In wanting to feel closer to God, we try different ways of reaching him. When it seems our prayers are not being answered, we bargain with him ("God, if I go to Mass every day, maybe then you'll do something about my request") or we increase our prayers by adding in novenas or by invoking saints. While there's nothing wrong with this of course, our motives need to be examined: Are we really trusting God? Or are we trying to manipulate him?
To feel successful in our spiritual lives, we seek spiritual highs. We want to feel more loved and more cared about. We want to feel so important to God that he'll grant us miracles. But if we don't feel his concern on an emotional level, we assume that he's not yet doing enough to make us happy, and we think that the solution is to "build up" our faith, hoping this will get us closer to the joys of heaven.
The people in today's first reading wanted that same emotional-spiritual high. To get it, they tried to reach heaven by building the tallest tower that their engineers could conceive. They defined spiritual success as fame, i.e., making a name for themselves that the rest of the world would notice. They thought they could feel heavenly by working together to build a towering accomplishment.
Was their motive really to get closer to God? Literally, yes, it was, but spiritually, no, because they were not seeking an improved relationship with the Lord. They wanted to reach heaven by their own efforts. This motive was very arrogant.

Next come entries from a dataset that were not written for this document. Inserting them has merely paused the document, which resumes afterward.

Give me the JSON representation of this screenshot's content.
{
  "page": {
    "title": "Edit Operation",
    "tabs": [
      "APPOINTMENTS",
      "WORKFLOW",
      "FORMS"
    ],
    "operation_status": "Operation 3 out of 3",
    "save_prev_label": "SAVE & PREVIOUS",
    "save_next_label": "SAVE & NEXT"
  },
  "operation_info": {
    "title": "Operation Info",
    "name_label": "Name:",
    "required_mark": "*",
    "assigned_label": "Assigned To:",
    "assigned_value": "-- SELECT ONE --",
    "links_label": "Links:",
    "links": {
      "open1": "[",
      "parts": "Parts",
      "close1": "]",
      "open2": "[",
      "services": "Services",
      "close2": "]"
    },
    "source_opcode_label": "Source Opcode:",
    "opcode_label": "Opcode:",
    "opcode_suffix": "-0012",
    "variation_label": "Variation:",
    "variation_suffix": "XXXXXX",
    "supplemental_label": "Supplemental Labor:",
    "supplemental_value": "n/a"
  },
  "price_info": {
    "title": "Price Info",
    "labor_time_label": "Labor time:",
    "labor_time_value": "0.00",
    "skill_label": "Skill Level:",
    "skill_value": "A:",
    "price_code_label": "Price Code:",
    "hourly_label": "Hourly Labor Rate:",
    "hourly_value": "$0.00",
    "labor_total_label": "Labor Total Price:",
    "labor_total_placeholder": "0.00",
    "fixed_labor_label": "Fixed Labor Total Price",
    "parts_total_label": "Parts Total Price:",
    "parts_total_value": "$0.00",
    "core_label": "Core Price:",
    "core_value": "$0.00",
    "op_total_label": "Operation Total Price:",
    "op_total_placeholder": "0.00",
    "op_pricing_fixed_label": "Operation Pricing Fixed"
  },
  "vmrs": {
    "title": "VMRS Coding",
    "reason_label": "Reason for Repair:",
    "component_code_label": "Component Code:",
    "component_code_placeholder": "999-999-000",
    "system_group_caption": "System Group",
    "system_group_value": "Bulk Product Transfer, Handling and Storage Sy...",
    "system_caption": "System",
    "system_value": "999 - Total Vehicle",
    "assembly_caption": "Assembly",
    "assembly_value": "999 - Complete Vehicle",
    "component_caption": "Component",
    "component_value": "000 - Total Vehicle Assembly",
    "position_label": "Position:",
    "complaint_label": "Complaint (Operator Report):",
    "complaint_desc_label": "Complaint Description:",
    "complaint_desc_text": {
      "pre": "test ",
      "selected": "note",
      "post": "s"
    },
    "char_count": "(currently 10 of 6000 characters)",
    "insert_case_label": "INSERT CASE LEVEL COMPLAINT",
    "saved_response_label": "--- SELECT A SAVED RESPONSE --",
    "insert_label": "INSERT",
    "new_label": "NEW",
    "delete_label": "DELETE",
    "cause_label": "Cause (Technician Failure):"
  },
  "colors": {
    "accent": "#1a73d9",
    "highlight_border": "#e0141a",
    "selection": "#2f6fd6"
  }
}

Contrast this to what Jesus says in today's Gospel reading. We reach heaven by following in Jesus' footsteps. And where did he climb? Not up a tower. He climbed onto a cross. He built the Kingdom of God in the humility of self-sacrifice and a willingness to suffer for the sake of others.
It doesn't make sense. And we surely don't like it. But it's true: Our greatest accomplishments don't come from reaching personal heights of success and fame; they happen when we build up other people.
We are at our best when we give love sacrificially. We reach God when we walk on lowly ground to reach those who need help. We experience our biggest spiritual highs when we join Jesus on the cross, which means embracing our hardships as opportunities for serving others, because that's the only way to a glorious resurrection.
What cross are you nailed to? What hardship have you been forced into? Now here's the most important question, the one that raises us up in resurrection: How can this cross benefit the Kingdom of God?